**Task brief:**
Search the data for the word "Faça" and copy each line that has it.

---*---

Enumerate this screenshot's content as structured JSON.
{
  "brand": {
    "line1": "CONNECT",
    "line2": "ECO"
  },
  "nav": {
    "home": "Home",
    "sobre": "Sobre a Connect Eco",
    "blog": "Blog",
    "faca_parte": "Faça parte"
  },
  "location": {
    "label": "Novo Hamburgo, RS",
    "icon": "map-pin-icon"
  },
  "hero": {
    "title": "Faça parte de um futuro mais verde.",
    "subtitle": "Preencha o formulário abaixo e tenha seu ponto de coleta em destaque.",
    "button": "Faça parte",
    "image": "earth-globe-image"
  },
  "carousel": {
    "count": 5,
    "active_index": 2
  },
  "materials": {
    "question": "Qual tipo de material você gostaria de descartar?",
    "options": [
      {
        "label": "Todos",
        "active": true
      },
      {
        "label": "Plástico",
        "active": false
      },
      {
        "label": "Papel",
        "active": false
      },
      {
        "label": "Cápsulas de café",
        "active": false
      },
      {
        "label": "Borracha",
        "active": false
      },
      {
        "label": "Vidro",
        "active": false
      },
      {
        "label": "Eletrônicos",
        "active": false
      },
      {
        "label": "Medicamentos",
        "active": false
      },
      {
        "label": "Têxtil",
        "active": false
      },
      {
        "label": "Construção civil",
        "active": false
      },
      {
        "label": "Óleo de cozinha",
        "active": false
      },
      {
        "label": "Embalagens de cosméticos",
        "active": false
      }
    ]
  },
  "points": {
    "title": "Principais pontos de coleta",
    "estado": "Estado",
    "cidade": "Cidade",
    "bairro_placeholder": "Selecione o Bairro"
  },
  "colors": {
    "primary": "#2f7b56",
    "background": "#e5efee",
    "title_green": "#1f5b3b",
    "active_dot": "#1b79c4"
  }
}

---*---

**Answer box:**
    "faca_parte": "Faça parte"
    "title": "Faça parte de um futuro mais verde.",
    "button": "Faça parte",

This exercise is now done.